Radio-frequency ID tags offer new efficiency in supply-chain management.
Just what is RFID? And how does it work? The basic components of a radio-frequency identification system are an antenna, a transceiver, and a transponder, commonly called an RF tag. The tag is electronically programmed with information unique to the item to which it's attached.
The antenna, which is available in a variety of shapes and sizes, picks up a signal emitted by the tag and transmits it to a transceiver that's equipped with a decoder. The antenna can be always on, or it can be activated by a sensor.
The antenna often is packaged with the transceiver to become a reader that can be configured either as a handheld device or a fixed-mount device, such as those on toll booths that automatically debit motorists' accounts. The reader, which can receive radio waves from one inch to 100 feet or more, depending on power output and radio frequency, decodes the data encoded in the tag's integrated circuit, or silicon chip, and sends it to a computer for processing.
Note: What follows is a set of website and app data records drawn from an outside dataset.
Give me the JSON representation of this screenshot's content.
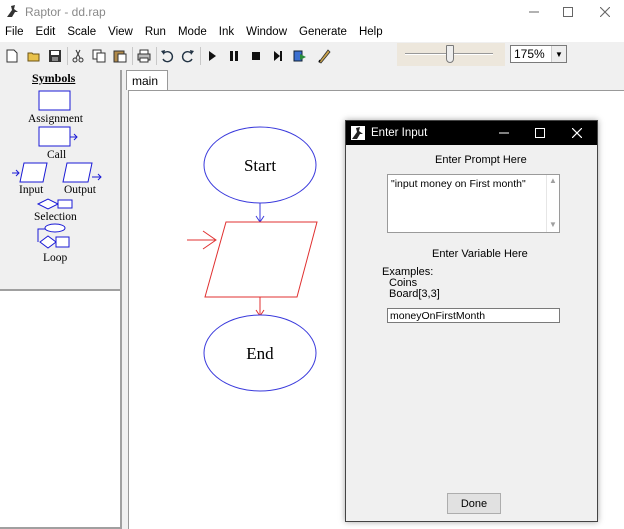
{
  "window": {
    "title": "Raptor - dd.rap",
    "controls": [
      "minimize-icon",
      "maximize-icon",
      "close-icon"
    ]
  },
  "menu": {
    "items": [
      "File",
      "Edit",
      "Scale",
      "View",
      "Run",
      "Mode",
      "Ink",
      "Window",
      "Generate",
      "Help"
    ]
  },
  "toolbar": {
    "buttons": [
      "new-file-icon",
      "open-folder-icon",
      "save-icon",
      "cut-icon",
      "copy-icon",
      "paste-icon",
      "print-icon",
      "undo-icon",
      "redo-icon",
      "play-icon",
      "pause-icon",
      "stop-icon",
      "step-icon",
      "test-server-icon",
      "pen-icon"
    ],
    "zoom": "175%"
  },
  "symbols_panel": {
    "title": "Symbols",
    "items": [
      "Assignment",
      "Call",
      "Input",
      "Output",
      "Selection",
      "Loop"
    ]
  },
  "tabs": [
    "main"
  ],
  "flowchart": {
    "start_label": "Start",
    "end_label": "End",
    "colors": {
      "terminal": "#3a3adc",
      "selected": "#e03030",
      "connector": "#e03030"
    }
  },
  "dialog": {
    "title": "Enter Input",
    "prompt_heading": "Enter Prompt Here",
    "prompt_value": "\"input money on First month\"",
    "variable_heading": "Enter Variable Here",
    "examples_label": "Examples:",
    "examples": [
      "Coins",
      "Board[3,3]"
    ],
    "variable_value": "moneyOnFirstMonth",
    "done_label": "Done"
  }
}
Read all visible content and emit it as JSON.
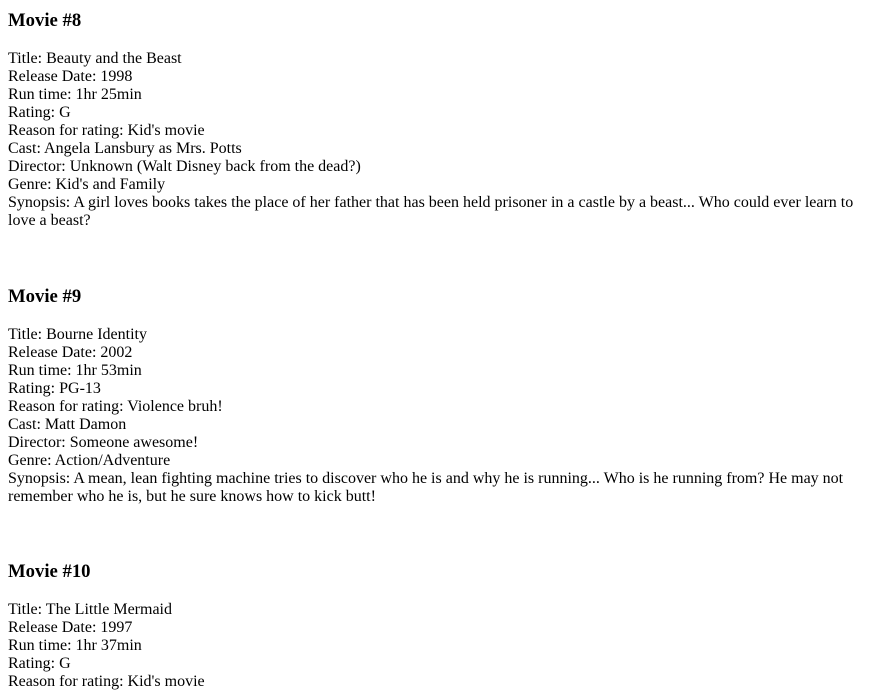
{
  "movies": [
    {
      "heading": "Movie #8",
      "fields": [
        "Title: Beauty and the Beast",
        "Release Date: 1998",
        "Run time: 1hr 25min",
        "Rating: G",
        "Reason for rating: Kid's movie",
        "Cast: Angela Lansbury as Mrs. Potts",
        "Director: Unknown (Walt Disney back from the dead?)",
        "Genre: Kid's and Family",
        "Synopsis: A girl loves books takes the place of her father that has been held prisoner in a castle by a beast... Who could ever learn to love a beast?"
      ]
    },
    {
      "heading": "Movie #9",
      "fields": [
        "Title: Bourne Identity",
        "Release Date: 2002",
        "Run time: 1hr 53min",
        "Rating: PG-13",
        "Reason for rating: Violence bruh!",
        "Cast: Matt Damon",
        "Director: Someone awesome!",
        "Genre: Action/Adventure",
        "Synopsis: A mean, lean fighting machine tries to discover who he is and why he is running... Who is he running from? He may not remember who he is, but he sure knows how to kick butt!"
      ]
    },
    {
      "heading": "Movie #10",
      "fields": [
        "Title: The Little Mermaid",
        "Release Date: 1997",
        "Run time: 1hr 37min",
        "Rating: G",
        "Reason for rating: Kid's movie"
      ]
    }
  ]
}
RFID tags can be read-only or can contain data that can be rewritten or modified. The former is called a passive tag, and the latter active. Passive tags usually contain 32 to 128 bits of data and often operate in a way similar to a common bar code. These tags are less expensive and lighter than the active variety and have an unlimited operational life.
Active tags, which can have as much as 1 Mbyte of memory, require internal batteries, which have a maximum life of about 10 years. In addition to having fewer capabilities, passive tags have a shorter read range and require higher-powered readers.
5 Top Federal Initiatives For 2015As InformationWeek Government readers were busy firming up their fiscal year 2015 budgets, we asked them to rate more than 30 IT initiatives in terms of importance and current leadership focus. No surprise, among more than 30 options, security is No. 1. After that, things get less predictable.